- **Exercise prompt**
Say how many lines in the following entries include "this", and add nothing else.

- **Extracted information**
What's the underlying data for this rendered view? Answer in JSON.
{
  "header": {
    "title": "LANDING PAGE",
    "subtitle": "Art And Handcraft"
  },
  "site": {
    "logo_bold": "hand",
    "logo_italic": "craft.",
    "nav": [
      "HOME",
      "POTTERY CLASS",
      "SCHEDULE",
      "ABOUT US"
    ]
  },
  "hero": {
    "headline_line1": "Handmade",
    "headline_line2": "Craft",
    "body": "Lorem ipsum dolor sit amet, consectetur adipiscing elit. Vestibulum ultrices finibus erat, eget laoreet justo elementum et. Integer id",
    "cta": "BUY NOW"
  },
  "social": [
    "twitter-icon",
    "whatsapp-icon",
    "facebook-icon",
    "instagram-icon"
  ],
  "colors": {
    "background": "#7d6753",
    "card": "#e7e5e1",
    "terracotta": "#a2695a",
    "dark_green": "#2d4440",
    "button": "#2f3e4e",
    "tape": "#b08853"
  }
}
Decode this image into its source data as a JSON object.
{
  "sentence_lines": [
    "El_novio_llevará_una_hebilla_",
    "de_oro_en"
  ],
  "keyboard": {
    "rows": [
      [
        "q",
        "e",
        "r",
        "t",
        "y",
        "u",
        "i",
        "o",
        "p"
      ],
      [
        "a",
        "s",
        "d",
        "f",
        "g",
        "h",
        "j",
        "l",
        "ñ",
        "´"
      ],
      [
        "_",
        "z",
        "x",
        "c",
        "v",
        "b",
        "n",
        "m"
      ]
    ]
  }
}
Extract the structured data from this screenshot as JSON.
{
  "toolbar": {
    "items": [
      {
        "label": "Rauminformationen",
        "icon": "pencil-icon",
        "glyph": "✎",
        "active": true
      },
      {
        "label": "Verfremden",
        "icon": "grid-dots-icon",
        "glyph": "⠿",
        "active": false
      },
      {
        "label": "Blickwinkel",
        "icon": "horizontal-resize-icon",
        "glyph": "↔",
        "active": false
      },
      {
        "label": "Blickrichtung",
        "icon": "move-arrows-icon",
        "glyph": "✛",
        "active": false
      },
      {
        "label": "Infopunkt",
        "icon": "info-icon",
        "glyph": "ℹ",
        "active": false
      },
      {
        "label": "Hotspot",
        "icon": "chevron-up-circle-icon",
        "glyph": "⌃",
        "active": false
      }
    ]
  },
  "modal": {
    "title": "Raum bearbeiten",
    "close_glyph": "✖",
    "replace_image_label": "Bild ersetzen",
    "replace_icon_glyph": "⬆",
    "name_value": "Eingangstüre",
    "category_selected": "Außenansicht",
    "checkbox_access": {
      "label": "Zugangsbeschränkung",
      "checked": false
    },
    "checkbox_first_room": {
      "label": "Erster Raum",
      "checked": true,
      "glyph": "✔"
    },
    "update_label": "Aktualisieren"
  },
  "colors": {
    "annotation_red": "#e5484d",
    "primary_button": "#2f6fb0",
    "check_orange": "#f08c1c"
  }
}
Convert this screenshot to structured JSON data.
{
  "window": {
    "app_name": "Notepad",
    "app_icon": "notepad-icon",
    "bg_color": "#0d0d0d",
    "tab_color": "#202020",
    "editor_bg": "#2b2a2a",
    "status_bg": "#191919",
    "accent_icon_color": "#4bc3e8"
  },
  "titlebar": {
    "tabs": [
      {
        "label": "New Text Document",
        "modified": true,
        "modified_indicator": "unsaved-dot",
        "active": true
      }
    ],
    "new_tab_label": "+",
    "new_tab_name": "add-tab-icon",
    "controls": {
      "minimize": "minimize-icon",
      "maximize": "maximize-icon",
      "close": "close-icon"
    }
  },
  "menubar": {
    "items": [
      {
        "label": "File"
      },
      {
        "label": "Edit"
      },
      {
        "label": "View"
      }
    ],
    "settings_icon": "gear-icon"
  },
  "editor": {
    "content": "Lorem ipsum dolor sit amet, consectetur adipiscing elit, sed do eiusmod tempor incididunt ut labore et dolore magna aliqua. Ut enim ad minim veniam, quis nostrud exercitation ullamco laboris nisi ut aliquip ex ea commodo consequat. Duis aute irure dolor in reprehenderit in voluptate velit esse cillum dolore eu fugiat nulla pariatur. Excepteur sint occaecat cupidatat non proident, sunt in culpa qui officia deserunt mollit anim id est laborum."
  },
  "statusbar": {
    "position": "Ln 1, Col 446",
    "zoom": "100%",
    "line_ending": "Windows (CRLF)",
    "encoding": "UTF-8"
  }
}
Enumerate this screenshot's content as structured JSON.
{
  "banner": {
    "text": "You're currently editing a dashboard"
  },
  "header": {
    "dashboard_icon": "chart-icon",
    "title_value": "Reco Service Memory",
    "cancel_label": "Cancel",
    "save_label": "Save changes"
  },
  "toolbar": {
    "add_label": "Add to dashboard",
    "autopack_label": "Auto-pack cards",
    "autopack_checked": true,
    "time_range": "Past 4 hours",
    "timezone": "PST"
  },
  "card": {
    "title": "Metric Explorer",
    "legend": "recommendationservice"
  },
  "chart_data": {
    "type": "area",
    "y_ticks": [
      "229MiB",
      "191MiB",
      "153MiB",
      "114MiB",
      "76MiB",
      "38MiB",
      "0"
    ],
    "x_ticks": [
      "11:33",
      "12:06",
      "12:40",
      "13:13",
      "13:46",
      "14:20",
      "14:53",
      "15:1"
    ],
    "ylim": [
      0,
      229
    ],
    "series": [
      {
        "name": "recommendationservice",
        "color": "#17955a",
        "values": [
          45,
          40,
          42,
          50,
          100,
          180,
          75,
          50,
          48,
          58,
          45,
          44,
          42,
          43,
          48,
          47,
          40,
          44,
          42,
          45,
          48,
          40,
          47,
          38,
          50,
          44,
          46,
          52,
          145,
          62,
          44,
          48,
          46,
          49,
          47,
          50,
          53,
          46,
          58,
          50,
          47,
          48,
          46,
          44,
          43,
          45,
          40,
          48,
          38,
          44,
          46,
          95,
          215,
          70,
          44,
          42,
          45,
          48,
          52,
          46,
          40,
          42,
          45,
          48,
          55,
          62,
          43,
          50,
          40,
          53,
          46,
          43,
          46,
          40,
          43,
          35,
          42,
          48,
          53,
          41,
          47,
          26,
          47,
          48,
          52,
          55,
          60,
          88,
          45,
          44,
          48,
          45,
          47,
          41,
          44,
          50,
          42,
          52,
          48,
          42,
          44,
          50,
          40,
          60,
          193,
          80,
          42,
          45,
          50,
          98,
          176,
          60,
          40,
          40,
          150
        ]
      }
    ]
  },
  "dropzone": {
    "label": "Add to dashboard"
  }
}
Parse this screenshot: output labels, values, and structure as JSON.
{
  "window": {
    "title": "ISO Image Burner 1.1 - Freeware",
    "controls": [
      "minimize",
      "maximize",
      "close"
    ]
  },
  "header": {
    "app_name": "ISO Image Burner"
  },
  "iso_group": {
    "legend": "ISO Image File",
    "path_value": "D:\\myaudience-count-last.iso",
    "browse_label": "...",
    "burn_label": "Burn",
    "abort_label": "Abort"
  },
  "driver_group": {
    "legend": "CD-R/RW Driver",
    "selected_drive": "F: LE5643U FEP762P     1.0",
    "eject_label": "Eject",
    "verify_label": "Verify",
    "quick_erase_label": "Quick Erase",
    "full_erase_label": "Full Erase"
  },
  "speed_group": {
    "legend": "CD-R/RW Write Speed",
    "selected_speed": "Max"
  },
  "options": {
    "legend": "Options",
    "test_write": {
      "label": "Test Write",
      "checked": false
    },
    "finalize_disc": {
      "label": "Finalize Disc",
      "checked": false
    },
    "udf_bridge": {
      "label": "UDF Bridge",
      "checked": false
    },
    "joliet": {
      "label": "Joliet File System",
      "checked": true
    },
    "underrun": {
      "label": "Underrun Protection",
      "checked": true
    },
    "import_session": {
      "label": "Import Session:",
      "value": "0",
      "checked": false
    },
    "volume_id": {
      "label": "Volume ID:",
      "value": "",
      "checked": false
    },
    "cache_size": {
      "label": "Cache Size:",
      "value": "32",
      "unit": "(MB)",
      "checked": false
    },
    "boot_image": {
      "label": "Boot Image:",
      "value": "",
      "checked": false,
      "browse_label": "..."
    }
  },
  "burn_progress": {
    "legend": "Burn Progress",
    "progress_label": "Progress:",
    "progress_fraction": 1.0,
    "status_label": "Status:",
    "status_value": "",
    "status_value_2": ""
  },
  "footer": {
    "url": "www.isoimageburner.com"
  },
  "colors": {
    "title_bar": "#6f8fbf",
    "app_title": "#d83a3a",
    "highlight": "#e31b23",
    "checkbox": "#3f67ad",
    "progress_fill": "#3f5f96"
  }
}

- **Solution**
6